WHO I FISHED WITH: This past Saturday morning I fished with returning guest Brian Pennington of Harker Heights, and his adult sons Eric and Alex. Brian has been working at the Operational Test Command (OTC) at West Fort Hood for many years testing military equipment before turning it over to our troops to use.
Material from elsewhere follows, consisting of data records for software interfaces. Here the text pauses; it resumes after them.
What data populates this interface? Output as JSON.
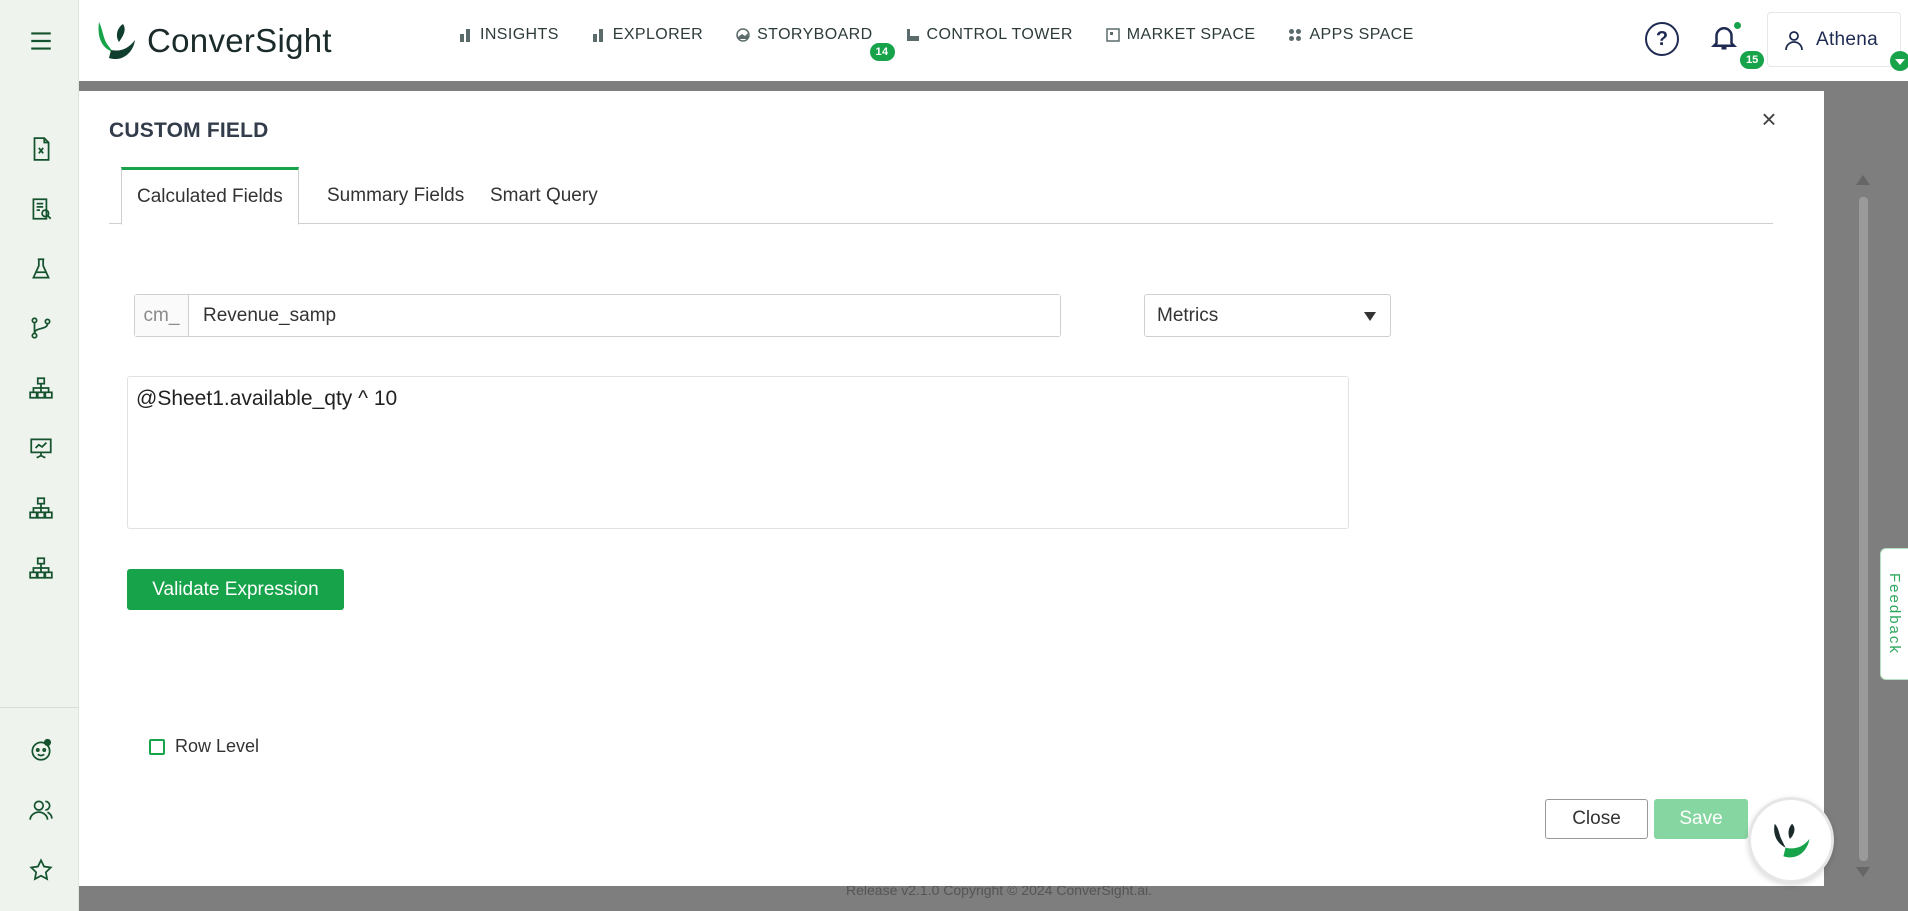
{
  "app": {
    "logo_text": "ConverSight"
  },
  "nav": {
    "items": [
      {
        "label": "INSIGHTS",
        "icon": "bar-chart-icon"
      },
      {
        "label": "EXPLORER",
        "icon": "bar-chart-icon"
      },
      {
        "label": "STORYBOARD",
        "icon": "storyboard-icon",
        "badge": "14"
      },
      {
        "label": "CONTROL TOWER",
        "icon": "tower-icon"
      },
      {
        "label": "MARKET SPACE",
        "icon": "market-icon"
      },
      {
        "label": "APPS SPACE",
        "icon": "apps-icon"
      }
    ],
    "help_symbol": "?",
    "notifications_count": "15",
    "user_name": "Athena"
  },
  "sidebar": {
    "items": [
      "excel-file-icon",
      "report-icon",
      "flask-icon",
      "branch-icon",
      "hierarchy-icon",
      "presentation-icon",
      "hierarchy-icon",
      "hierarchy-icon",
      "assistant-icon",
      "users-icon",
      "star-icon"
    ]
  },
  "modal": {
    "title": "CUSTOM FIELD",
    "close_symbol": "×",
    "tabs": [
      {
        "label": "Calculated Fields",
        "active": true
      },
      {
        "label": "Summary Fields",
        "active": false
      },
      {
        "label": "Smart Query",
        "active": false
      }
    ],
    "field_prefix": "cm_",
    "field_name": "Revenue_samp",
    "field_type": "Metrics",
    "expression": "@Sheet1.available_qty ^ 10",
    "validate_label": "Validate Expression",
    "row_level_label": "Row Level",
    "close_label": "Close",
    "save_label": "Save"
  },
  "footer": {
    "text": "Release v2.1.0 Copyright © 2024 ConverSight.ai."
  },
  "feedback_label": "Feedback",
  "colors": {
    "accent": "#16a34a",
    "save_disabled": "#86d6a2",
    "navy": "#1e2a52"
  }
}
Following his graduation from Texas A&M in College Station, Eric went to work for the A&M library at that campus, and Alex is in pursuit of his bachelor degree at Southwest Texas State University in San Marcos.
PHOTO CAPTION: From left: Alex, Brian, and Eric Pennington with some fat, healthy Stillhouse Hollow white bass taken under tough, post-frontal conditions characterized by clear skies, light winds, and low temperatures.
WHAT WE FISHED FOR: This trip was a multi-species fishing trip focused on white bass.
WHERE WE FISHED: Stillhouse Hollow Reservoir
WHEN WE FISHED: Saturday morning, 16 March 2019
HOW WE FISHED: As I wrapped up my evening trip at Lake Belton the night before this trip, the NOAA weather forecast painted a pretty grim picture of bright, cold, calm conditions. Seeing this, I phoned the Pennington’s, explained what I saw and how such conditions typically negatively impact the fishing, and gave them the option of cancelling, rescheduling, or going forward with the trip as planned. With his boys now being out on their own, coordinating time together is difficult, so, Brian chose to press on with our plans.
We were fortunate in that the weather that was forecast did not actually come to fruition until about 75 minutes before our planned wrap-up time of 11:30. During that final portion of the trip, the fishing tapered to zero and just finding fish to fish for was challenging.
During the first part of the trip, however, we were blessed to have some unexpected grey cloud cover. This allowed for a light morning feed. We found fish with the help of birds for about the first 2 hours, then relied on sonar for our fish-finding after the bird action died off.
The white bass I’m finding in shallower water very much seem to be in small packs of 3-8 fish each, not in larger schools which allow you to sit in one place and catch with steady regularity. Thus, we used the “jog” function on the Minn Kota Ulterra quite extensively today, catching a few, then moving a few boat-lengths to access “new” water, catching a few more, and so on.
We used Cicada blade baits for the majority of our catching today, although the fish are still sluggish and we got a lot of short strikes and missed fish thanks to a lack of aggressive pursuit of these lures. Never did we have a hooked fish come to the boat accompanied by schoolmates, which is common when fish are more aggressive in warmer water.
OBSERVATIONS: Most bird action was focused on dead/wounded bluegill, not yet on shad.
TALLY: 32 fish caught and released
Start Time: 7:30a
End Time: 11:30a
Air Temp. @ Trip’s Start: 44F
Elevation: 0.46 feet high with a .05 foot 24-hour rise
Water Surface Temp: 56.7F
Wind Speed & Direction: Winds were NE3 at trip’s start, picking up to NE6-8 by trip’s end
Sky Conditions: Light grey skies due to overrunning moisture coming from the SSW right at sunrise gave us about 2.5 hours of cloud cover, which then cleared about the time the birds quit and the fishing got progressively tougher.
GT = 50
#WhiteBassFishing #LakeBelton #StillhouseHollow
AREAS FISHED WITH SUCCESS:
**Area SH0099C – snap-jigging and blades
**Area 730/SH0089C – blades until the birds quit
**Area vic 052 – snap-jigging as the skies cleared and the bite died
Full-time, Professional Fishing Guide and Owner of Holding the Line Guide Service
Belton Lake Fishing Guide, Stillhouse Hollow Fishing Guide
254.368.7411 (call or text)